Data about app and page elements:
###

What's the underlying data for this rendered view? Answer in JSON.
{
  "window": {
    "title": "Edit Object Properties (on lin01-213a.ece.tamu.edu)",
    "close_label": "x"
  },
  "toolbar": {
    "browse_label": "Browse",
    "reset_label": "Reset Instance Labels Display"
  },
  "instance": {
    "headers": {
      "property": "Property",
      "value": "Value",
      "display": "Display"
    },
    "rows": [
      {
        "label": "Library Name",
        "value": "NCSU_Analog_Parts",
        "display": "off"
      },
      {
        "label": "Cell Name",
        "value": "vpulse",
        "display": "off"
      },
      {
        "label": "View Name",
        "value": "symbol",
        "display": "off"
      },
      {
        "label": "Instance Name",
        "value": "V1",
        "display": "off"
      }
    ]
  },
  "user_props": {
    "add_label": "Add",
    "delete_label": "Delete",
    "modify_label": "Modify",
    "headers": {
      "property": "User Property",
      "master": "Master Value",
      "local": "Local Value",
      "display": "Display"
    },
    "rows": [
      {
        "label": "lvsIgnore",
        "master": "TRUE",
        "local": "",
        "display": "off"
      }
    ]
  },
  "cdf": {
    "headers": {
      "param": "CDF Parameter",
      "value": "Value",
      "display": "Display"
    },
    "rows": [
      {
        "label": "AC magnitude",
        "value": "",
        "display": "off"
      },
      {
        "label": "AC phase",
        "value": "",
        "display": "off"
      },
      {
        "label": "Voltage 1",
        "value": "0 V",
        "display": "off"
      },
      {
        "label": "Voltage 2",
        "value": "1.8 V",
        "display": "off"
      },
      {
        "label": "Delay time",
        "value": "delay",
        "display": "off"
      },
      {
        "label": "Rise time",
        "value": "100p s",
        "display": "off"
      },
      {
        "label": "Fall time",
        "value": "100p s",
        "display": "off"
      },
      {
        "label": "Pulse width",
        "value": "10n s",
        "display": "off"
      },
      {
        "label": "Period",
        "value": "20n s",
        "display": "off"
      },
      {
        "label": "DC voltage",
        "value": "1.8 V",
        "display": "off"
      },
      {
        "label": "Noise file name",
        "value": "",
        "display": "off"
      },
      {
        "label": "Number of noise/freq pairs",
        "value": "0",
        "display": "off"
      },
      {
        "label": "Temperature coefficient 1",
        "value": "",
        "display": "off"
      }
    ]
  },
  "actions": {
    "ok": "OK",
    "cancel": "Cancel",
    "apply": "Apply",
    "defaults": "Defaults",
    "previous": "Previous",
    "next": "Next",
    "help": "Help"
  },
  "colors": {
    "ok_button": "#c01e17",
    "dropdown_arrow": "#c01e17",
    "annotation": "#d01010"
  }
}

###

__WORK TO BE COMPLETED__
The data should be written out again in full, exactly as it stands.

__PROBLEM SOLUTION__
What's the underlying data for this rendered view? Answer in JSON.
{
  "window": {
    "title": "Edit Object Properties (on lin01-213a.ece.tamu.edu)",
    "close_label": "x"
  },
  "toolbar": {
    "browse_label": "Browse",
    "reset_label": "Reset Instance Labels Display"
  },
  "instance": {
    "headers": {
      "property": "Property",
      "value": "Value",
      "display": "Display"
    },
    "rows": [
      {
        "label": "Library Name",
        "value": "NCSU_Analog_Parts",
        "display": "off"
      },
      {
        "label": "Cell Name",
        "value": "vpulse",
        "display": "off"
      },
      {
        "label": "View Name",
        "value": "symbol",
        "display": "off"
      },
      {
        "label": "Instance Name",
        "value": "V1",
        "display": "off"
      }
    ]
  },
  "user_props": {
    "add_label": "Add",
    "delete_label": "Delete",
    "modify_label": "Modify",
    "headers": {
      "property": "User Property",
      "master": "Master Value",
      "local": "Local Value",
      "display": "Display"
    },
    "rows": [
      {
        "label": "lvsIgnore",
        "master": "TRUE",
        "local": "",
        "display": "off"
      }
    ]
  },
  "cdf": {
    "headers": {
      "param": "CDF Parameter",
      "value": "Value",
      "display": "Display"
    },
    "rows": [
      {
        "label": "AC magnitude",
        "value": "",
        "display": "off"
      },
      {
        "label": "AC phase",
        "value": "",
        "display": "off"
      },
      {
        "label": "Voltage 1",
        "value": "0 V",
        "display": "off"
      },
      {
        "label": "Voltage 2",
        "value": "1.8 V",
        "display": "off"
      },
      {
        "label": "Delay time",
        "value": "delay",
        "display": "off"
      },
      {
        "label": "Rise time",
        "value": "100p s",
        "display": "off"
      },
      {
        "label": "Fall time",
        "value": "100p s",
        "display": "off"
      },
      {
        "label": "Pulse width",
        "value": "10n s",
        "display": "off"
      },
      {
        "label": "Period",
        "value": "20n s",
        "display": "off"
      },
      {
        "label": "DC voltage",
        "value": "1.8 V",
        "display": "off"
      },
      {
        "label": "Noise file name",
        "value": "",
        "display": "off"
      },
      {
        "label": "Number of noise/freq pairs",
        "value": "0",
        "display": "off"
      },
      {
        "label": "Temperature coefficient 1",
        "value": "",
        "display": "off"
      }
    ]
  },
  "actions": {
    "ok": "OK",
    "cancel": "Cancel",
    "apply": "Apply",
    "defaults": "Defaults",
    "previous": "Previous",
    "next": "Next",
    "help": "Help"
  },
  "colors": {
    "ok_button": "#c01e17",
    "dropdown_arrow": "#c01e17",
    "annotation": "#d01010"
  }
}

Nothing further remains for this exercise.